Component data from apps and pages:

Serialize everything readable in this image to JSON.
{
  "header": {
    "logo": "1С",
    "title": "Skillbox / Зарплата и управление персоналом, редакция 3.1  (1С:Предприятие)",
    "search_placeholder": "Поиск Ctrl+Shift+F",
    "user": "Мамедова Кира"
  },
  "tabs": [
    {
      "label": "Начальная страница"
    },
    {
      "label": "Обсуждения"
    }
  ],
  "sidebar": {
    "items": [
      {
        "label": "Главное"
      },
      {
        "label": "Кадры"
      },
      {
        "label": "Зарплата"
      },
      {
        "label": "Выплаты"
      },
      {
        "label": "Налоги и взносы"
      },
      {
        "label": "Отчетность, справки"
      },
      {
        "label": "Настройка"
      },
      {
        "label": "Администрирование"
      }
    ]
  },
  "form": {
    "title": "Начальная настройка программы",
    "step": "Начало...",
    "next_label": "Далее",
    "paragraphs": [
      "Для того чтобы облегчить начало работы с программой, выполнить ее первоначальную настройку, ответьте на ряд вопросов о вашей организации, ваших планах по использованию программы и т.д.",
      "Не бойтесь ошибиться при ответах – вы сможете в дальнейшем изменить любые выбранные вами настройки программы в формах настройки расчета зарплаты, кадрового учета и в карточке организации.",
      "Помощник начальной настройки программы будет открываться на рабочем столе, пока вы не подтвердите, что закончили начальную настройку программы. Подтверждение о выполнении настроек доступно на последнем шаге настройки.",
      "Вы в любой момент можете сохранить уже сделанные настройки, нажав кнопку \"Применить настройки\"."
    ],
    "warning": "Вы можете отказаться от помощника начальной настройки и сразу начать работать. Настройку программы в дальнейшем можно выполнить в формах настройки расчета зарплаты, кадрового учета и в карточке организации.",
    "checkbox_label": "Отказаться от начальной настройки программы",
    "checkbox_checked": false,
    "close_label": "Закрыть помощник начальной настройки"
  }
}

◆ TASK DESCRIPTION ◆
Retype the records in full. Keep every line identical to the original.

◆ EXERCISE OUTPUT ◆
Serialize everything readable in this image to JSON.
{
  "header": {
    "logo": "1С",
    "title": "Skillbox / Зарплата и управление персоналом, редакция 3.1  (1С:Предприятие)",
    "search_placeholder": "Поиск Ctrl+Shift+F",
    "user": "Мамедова Кира"
  },
  "tabs": [
    {
      "label": "Начальная страница"
    },
    {
      "label": "Обсуждения"
    }
  ],
  "sidebar": {
    "items": [
      {
        "label": "Главное"
      },
      {
        "label": "Кадры"
      },
      {
        "label": "Зарплата"
      },
      {
        "label": "Выплаты"
      },
      {
        "label": "Налоги и взносы"
      },
      {
        "label": "Отчетность, справки"
      },
      {
        "label": "Настройка"
      },
      {
        "label": "Администрирование"
      }
    ]
  },
  "form": {
    "title": "Начальная настройка программы",
    "step": "Начало...",
    "next_label": "Далее",
    "paragraphs": [
      "Для того чтобы облегчить начало работы с программой, выполнить ее первоначальную настройку, ответьте на ряд вопросов о вашей организации, ваших планах по использованию программы и т.д.",
      "Не бойтесь ошибиться при ответах – вы сможете в дальнейшем изменить любые выбранные вами настройки программы в формах настройки расчета зарплаты, кадрового учета и в карточке организации.",
      "Помощник начальной настройки программы будет открываться на рабочем столе, пока вы не подтвердите, что закончили начальную настройку программы. Подтверждение о выполнении настроек доступно на последнем шаге настройки.",
      "Вы в любой момент можете сохранить уже сделанные настройки, нажав кнопку \"Применить настройки\"."
    ],
    "warning": "Вы можете отказаться от помощника начальной настройки и сразу начать работать. Настройку программы в дальнейшем можно выполнить в формах настройки расчета зарплаты, кадрового учета и в карточке организации.",
    "checkbox_label": "Отказаться от начальной настройки программы",
    "checkbox_checked": false,
    "close_label": "Закрыть помощник начальной настройки"
  }
}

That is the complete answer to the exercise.